Maybe national attention will shame someone out of this prosecution. For the Forum News service, Tom Cherveny writes, “A Lac qui Parle County case in rural western Minnesota that has attracted national attention in the debate over medical cannabis returns to court next week. Angela Brown, 38, of Madison, will appear Wednesday morning in district court in Madison for a hearing on two gross misdemeanor charges: endangering a child — permitting to be present when possessing a controlled substance and contribute to the need for child protection or services. … Angela Brown has appeared on the national television morning talk show ‘The View’ and both state and national news programs. There is an online petition asking that the charges be dismissed.” It’s time for Whoopi to deliver a whoopin’!

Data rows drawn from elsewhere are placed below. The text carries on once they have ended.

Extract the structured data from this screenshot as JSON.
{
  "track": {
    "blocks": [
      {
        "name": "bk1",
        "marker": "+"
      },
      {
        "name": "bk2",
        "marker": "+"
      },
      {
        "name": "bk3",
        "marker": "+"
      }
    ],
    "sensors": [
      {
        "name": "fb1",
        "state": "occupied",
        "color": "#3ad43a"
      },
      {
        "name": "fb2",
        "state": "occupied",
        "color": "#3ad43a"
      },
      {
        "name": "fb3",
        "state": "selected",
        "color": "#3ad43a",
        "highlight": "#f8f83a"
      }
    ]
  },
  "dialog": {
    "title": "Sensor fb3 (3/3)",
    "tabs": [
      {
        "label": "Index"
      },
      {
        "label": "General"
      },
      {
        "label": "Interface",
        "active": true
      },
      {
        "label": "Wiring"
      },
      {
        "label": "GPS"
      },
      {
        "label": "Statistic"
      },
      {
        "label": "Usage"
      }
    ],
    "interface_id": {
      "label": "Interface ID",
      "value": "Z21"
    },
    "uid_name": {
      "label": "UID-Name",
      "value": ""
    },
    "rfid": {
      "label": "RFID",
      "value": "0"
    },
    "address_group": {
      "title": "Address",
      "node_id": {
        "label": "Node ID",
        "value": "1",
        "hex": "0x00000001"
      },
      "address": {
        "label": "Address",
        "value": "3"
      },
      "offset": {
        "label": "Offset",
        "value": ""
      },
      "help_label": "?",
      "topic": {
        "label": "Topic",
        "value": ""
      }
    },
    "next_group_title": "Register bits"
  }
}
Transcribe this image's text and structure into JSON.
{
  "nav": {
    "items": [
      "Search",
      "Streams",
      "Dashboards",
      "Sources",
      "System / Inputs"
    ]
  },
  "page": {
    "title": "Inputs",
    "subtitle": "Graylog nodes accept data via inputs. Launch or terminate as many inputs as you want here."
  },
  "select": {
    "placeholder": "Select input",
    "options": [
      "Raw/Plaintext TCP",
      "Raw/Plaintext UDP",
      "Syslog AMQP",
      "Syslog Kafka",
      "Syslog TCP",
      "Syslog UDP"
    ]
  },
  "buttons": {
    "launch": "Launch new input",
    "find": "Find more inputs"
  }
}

Right. More “partisan” will clean up this problem. Over in Wisconsin, Scott Bauer of the AP says, “An audit critical of the nonpartisan board that oversees ethics and elections in Wisconsin fueled calls Friday for change from Republicans who control the Legislature and have been saying for months that they may want a more partisan model. … ‘The audit is another illustration of why we must change the GAB,’ Republican Assembly Speaker Robin Vos said in a statement. Vos has said he wants to oust the board’s director, Kevin Kennedy, and possibly replace the board or lessen the influence of staff. Republican Senate Majority Leader Scott Fitzgerald said last month he was looking into returning to a partisan model. The GAB, unlike the boards that preceded it, is nonpartisan and consists of a board of former judges appointed by the governor and confirmed by the state Senate. It handles both ethics and elections issues and has drawn the ire of both Democrats and Republicans over the years on a variety of issues. Recent criticism focused on the board’s decision to approve an investigation into alleged campaign finance violations by Gov. Scott Walker’s recall committee in 2012 and more than two dozen conservative groups.”
Finally, points to the Strib for running a commentary from one of its most persistent critics. Attorney/PowerLine blogger Scott Johnson is given space to rip Keith Ellison (yet again). Says Johnson, “Ellison’s book would thus be of interest even if it weren’t interesting in its own right. But it is. Putting to one side the predictable left-wing platitudes that Ellison espouses throughout, the book is of interest both for what it includes as well as for what it leaves out. Nevertheless, it has attracted amazingly little attention in the local media. … I turned to the book as soon as it was published to discover how Ellison dealt with his long membership in — and his record of activities on behalf of — Louis Farrakhan and the deeply racist, anti-Semitic Nation of Islam in Minneapolis.” No doubt Mr. Johnson will now be inviting guest bloggers to PowerLine.